What you will do
When the listing has been read, print it out again in full, word for word.

**** Data in this exercise

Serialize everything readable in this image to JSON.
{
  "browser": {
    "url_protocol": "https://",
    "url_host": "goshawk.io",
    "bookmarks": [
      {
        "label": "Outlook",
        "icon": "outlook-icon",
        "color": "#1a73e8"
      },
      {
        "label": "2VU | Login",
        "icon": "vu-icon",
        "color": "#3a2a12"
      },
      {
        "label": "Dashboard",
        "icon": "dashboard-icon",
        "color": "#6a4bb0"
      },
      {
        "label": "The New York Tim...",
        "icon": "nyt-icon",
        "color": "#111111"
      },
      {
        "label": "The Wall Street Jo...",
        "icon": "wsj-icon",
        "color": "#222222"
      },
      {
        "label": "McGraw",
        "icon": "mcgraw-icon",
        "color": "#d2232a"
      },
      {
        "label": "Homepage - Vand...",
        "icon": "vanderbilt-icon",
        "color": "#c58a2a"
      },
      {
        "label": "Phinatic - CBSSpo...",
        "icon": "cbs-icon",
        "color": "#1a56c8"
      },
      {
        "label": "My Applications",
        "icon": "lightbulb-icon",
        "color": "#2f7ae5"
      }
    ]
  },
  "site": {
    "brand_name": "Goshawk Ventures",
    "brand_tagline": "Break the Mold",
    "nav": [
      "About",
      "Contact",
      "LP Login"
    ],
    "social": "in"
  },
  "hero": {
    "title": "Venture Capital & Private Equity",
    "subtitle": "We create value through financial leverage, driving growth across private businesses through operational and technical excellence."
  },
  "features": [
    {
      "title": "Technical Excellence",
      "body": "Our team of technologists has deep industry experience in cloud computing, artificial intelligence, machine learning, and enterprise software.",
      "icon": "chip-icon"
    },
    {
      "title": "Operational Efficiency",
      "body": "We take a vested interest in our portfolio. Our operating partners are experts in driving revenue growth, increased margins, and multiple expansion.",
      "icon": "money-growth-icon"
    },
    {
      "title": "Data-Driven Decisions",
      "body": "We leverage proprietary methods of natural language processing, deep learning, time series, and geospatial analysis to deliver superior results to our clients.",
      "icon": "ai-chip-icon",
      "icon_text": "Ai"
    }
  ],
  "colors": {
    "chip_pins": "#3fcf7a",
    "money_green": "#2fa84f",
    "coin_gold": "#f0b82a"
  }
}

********

Task output
Serialize everything readable in this image to JSON.
{
  "browser": {
    "url_protocol": "https://",
    "url_host": "goshawk.io",
    "bookmarks": [
      {
        "label": "Outlook",
        "icon": "outlook-icon",
        "color": "#1a73e8"
      },
      {
        "label": "2VU | Login",
        "icon": "vu-icon",
        "color": "#3a2a12"
      },
      {
        "label": "Dashboard",
        "icon": "dashboard-icon",
        "color": "#6a4bb0"
      },
      {
        "label": "The New York Tim...",
        "icon": "nyt-icon",
        "color": "#111111"
      },
      {
        "label": "The Wall Street Jo...",
        "icon": "wsj-icon",
        "color": "#222222"
      },
      {
        "label": "McGraw",
        "icon": "mcgraw-icon",
        "color": "#d2232a"
      },
      {
        "label": "Homepage - Vand...",
        "icon": "vanderbilt-icon",
        "color": "#c58a2a"
      },
      {
        "label": "Phinatic - CBSSpo...",
        "icon": "cbs-icon",
        "color": "#1a56c8"
      },
      {
        "label": "My Applications",
        "icon": "lightbulb-icon",
        "color": "#2f7ae5"
      }
    ]
  },
  "site": {
    "brand_name": "Goshawk Ventures",
    "brand_tagline": "Break the Mold",
    "nav": [
      "About",
      "Contact",
      "LP Login"
    ],
    "social": "in"
  },
  "hero": {
    "title": "Venture Capital & Private Equity",
    "subtitle": "We create value through financial leverage, driving growth across private businesses through operational and technical excellence."
  },
  "features": [
    {
      "title": "Technical Excellence",
      "body": "Our team of technologists has deep industry experience in cloud computing, artificial intelligence, machine learning, and enterprise software.",
      "icon": "chip-icon"
    },
    {
      "title": "Operational Efficiency",
      "body": "We take a vested interest in our portfolio. Our operating partners are experts in driving revenue growth, increased margins, and multiple expansion.",
      "icon": "money-growth-icon"
    },
    {
      "title": "Data-Driven Decisions",
      "body": "We leverage proprietary methods of natural language processing, deep learning, time series, and geospatial analysis to deliver superior results to our clients.",
      "icon": "ai-chip-icon",
      "icon_text": "Ai"
    }
  ],
  "colors": {
    "chip_pins": "#3fcf7a",
    "money_green": "#2fa84f",
    "coin_gold": "#f0b82a"
  }
}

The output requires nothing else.